> _Assigned task_:
Which lines of the entries hold the string "this"? Copy each one.

> _Provided data_:
[Start of Attachment]

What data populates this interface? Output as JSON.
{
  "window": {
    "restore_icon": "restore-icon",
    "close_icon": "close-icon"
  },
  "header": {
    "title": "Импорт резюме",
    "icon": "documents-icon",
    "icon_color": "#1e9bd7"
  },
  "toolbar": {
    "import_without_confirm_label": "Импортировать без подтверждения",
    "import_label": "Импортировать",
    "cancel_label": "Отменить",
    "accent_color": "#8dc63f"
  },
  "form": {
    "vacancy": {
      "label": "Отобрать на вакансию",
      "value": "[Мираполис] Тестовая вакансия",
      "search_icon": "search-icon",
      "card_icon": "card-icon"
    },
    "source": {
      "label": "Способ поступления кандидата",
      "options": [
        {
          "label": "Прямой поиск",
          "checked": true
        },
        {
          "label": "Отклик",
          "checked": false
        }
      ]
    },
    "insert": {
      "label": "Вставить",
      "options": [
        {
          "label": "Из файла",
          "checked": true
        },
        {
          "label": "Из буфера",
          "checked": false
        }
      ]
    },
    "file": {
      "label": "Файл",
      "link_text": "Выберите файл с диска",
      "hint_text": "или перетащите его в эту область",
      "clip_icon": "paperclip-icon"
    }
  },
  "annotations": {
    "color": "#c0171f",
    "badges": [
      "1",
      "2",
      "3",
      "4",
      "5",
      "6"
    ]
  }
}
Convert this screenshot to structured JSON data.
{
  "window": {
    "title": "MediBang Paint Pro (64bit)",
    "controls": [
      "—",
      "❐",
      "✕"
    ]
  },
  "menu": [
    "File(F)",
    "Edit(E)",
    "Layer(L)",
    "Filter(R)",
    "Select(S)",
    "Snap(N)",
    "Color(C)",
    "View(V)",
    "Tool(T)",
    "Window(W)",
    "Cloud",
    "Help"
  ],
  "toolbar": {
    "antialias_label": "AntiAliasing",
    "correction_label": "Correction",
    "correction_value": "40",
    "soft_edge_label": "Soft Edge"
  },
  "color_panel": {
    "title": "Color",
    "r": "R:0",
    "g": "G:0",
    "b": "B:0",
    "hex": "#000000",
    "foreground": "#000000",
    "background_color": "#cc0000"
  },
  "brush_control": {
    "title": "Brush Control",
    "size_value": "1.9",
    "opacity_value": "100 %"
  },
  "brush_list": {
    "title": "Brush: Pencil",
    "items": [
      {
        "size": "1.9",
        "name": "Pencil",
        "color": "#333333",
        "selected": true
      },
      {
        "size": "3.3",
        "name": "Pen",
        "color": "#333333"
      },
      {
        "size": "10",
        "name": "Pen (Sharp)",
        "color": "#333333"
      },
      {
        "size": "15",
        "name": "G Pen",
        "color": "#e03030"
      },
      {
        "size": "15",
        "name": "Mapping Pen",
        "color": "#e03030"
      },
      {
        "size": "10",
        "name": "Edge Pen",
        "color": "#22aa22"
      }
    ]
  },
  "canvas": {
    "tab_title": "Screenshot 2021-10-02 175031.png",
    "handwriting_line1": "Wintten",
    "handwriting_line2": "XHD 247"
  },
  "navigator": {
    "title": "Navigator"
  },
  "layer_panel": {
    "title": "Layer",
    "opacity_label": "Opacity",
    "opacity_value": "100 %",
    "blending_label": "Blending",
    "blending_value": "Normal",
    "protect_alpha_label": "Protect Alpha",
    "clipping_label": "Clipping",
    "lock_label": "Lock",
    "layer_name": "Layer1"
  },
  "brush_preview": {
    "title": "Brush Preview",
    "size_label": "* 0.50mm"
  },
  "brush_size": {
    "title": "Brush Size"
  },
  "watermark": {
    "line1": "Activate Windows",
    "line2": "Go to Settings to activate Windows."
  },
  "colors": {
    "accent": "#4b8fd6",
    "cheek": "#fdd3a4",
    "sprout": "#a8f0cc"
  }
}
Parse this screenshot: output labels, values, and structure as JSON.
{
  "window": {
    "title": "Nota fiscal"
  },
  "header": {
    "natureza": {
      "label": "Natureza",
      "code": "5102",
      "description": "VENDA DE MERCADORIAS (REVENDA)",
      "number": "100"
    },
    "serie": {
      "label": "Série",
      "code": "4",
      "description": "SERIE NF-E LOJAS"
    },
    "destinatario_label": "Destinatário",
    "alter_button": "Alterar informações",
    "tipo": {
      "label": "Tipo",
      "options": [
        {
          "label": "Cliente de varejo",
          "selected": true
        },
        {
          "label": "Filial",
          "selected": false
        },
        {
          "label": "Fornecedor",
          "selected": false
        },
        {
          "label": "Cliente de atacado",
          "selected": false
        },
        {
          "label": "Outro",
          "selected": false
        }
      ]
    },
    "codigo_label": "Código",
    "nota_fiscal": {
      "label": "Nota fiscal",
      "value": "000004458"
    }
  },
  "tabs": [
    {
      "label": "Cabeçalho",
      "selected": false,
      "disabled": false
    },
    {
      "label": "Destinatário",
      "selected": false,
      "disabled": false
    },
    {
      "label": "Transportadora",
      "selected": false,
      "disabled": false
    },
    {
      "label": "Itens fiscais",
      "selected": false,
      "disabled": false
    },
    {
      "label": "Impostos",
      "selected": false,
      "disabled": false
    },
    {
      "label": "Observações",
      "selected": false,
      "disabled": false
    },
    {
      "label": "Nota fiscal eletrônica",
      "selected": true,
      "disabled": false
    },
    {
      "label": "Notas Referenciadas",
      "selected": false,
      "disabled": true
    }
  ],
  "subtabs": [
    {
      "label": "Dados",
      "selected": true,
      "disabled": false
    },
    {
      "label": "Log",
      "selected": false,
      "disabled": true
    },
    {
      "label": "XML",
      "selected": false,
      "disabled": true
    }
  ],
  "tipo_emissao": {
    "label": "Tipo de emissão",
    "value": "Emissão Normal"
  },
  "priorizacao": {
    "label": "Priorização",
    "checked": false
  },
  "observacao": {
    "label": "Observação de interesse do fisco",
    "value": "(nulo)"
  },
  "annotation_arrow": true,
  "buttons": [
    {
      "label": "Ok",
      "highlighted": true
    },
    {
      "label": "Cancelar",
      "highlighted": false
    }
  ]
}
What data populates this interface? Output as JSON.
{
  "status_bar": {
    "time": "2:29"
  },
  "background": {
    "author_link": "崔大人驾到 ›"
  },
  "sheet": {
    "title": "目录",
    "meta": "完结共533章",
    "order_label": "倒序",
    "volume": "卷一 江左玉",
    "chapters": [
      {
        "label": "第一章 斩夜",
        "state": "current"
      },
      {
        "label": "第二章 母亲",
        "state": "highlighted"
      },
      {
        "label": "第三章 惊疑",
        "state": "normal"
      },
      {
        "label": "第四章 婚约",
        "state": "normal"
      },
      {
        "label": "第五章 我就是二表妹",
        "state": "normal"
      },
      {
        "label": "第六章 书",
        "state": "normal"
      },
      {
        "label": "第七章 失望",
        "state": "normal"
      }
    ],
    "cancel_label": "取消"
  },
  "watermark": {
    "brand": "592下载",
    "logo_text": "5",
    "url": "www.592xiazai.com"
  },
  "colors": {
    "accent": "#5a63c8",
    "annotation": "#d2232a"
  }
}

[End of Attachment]

> _Response area_:
What data populates this interface? Output as JSON.
Convert this screenshot to structured JSON data.
Parse this screenshot: output labels, values, and structure as JSON.
What data populates this interface? Output as JSON.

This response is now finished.